Brandon Davidson understands the difference, knowing full well that the Regina Pats need more than a guy with a letter on his jersey. They need a captain who graciously accepts the badge of honour, embracing the privileges of the title as well as the burden that goes with it.
“I’ve always wanted that,” offered the 20-year-old defenceman. “I knew it wasn’t given to an individual, it’s earned. I feel privileged and honoured, but there is that responsibility being captain. I think I have the (right) qualities as a person and that translates into hockey as well. You have to be a character person. Some people have it, some people don’t.”
Since his arrival two years ago, Davidson has often expressed his desire to be a leader for the Pats. With maturity, he came to understand that it’s about more than just words, it’s about actions and hard work.
“My leadership throughout the years has improved and now it’s kind of getting noticed,” said Davidson, regarded as one of the WHL’s top all-around defencemen. “The main thing for me is the respect I’ve earned from the players, not just from this team but throughout the league as well. I’m the kind of captain who’s going to lead by example and, when there’s tough patches throughout the year, I’m the guy who’s going to pick the guys heads up and (tell them) to climb on my back.”
Davidson has his own way of lifting a team, one that doesn’t involve screaming and yelling.
“I’m very positive,” said the laid-back veteran, who’s backed by alternate captains Jordan Weal, Artem Bidlevskii and Brandon Underwood. “The leadership group that we have in our room, everybody is pretty well known to pick somebody up when they’re down and give them a boot in the ass if they need it. I never get down on anybody.

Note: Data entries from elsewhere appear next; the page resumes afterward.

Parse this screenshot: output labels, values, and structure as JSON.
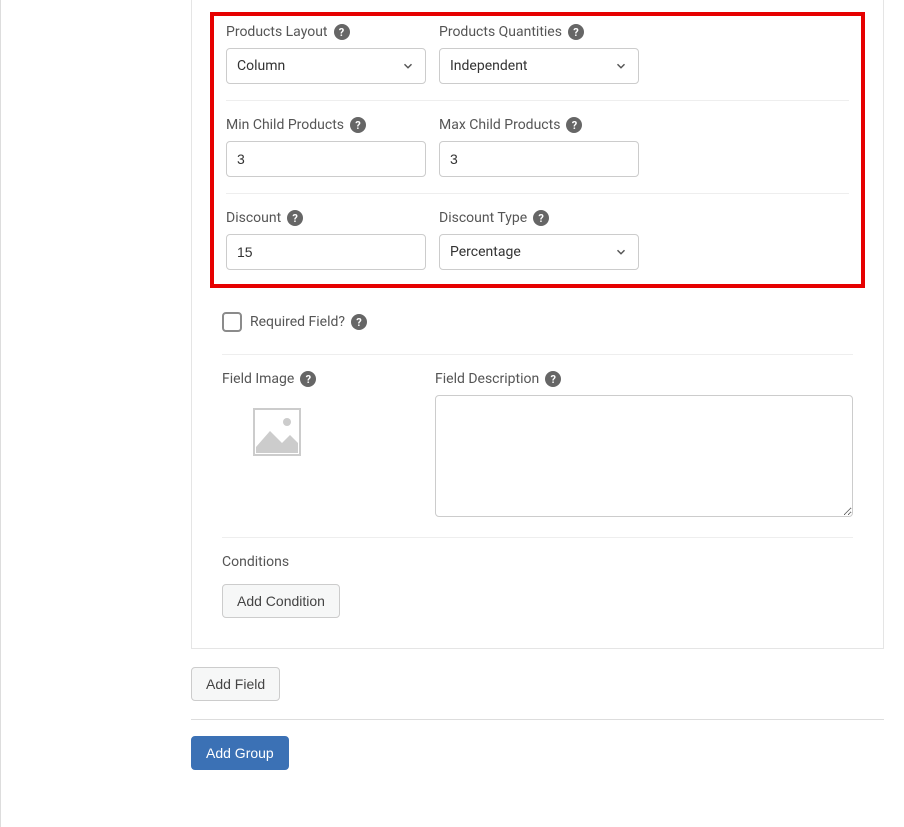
{
  "fields": {
    "products_layout": {
      "label": "Products Layout",
      "value": "Column"
    },
    "products_quantities": {
      "label": "Products Quantities",
      "value": "Independent"
    },
    "min_child_products": {
      "label": "Min Child Products",
      "value": "3"
    },
    "max_child_products": {
      "label": "Max Child Products",
      "value": "3"
    },
    "discount": {
      "label": "Discount",
      "value": "15"
    },
    "discount_type": {
      "label": "Discount Type",
      "value": "Percentage"
    },
    "required_field": {
      "label": "Required Field?"
    },
    "field_image": {
      "label": "Field Image"
    },
    "field_description": {
      "label": "Field Description",
      "value": ""
    },
    "conditions": {
      "label": "Conditions"
    }
  },
  "buttons": {
    "add_condition": "Add Condition",
    "add_field": "Add Field",
    "add_group": "Add Group"
  },
  "icons": {
    "help_glyph": "?"
  }
}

I never single anybody out. But guys have to be held accountable. Sometimes people have to be told when they’re screwing up or they’re not doing things properly. I’ll let guys know.”
That’s what head coach Pat Conacher had in mind when he awarded the ‘C’ to Davidson. It’s a decision that wasn’t made lightly and didn’t happen overnight, a product of detailed observation as well as a background check through various connections in the hockey world.
“I made calls on him,” said Conacher. “I know the background of the kid, how hard he has worked to become a player. People spoke about what he is (as a person) and what he brings to the rink as a player. That spoke volumes to me. I saw how he interacted with the guys around the room, the way he carried himself, the attitude he had. If you’re trying to be someone you’re not, you can’t carry it on.”
Davidson has remained on course, even while coping with the disappointment of being cut by the Edmonton Oilers.
“It doesn’t discourage a person, it just makes you work a little harder,” he said. “Edmonton obviously thinks I need another year, which is probably right. Coming back here is great for me. It’s a huge year for myself and for this team. On a personal level, I do want to go out there and prove some things. Being the captain of the team, it’s a huge step for me and it’s a learning experience because I’ve never done it before. I’ve learned from previous captains but I’m trying to make it my own.”
Along with putting his stamp on the captaincy, Davidson wants nothing more than to help the Pats punch their ticket to the playoffs.
“The last couple years leave a bitter taste in your mouth,” he added. “I want everything for this team and I want everything for the players on this team. I’m going to do everything I can to help the next guy and he’s going to do everything he can to help me. I need 20-some other players as much as they need me. It’s a win-win for everybody if we can do something special this year.”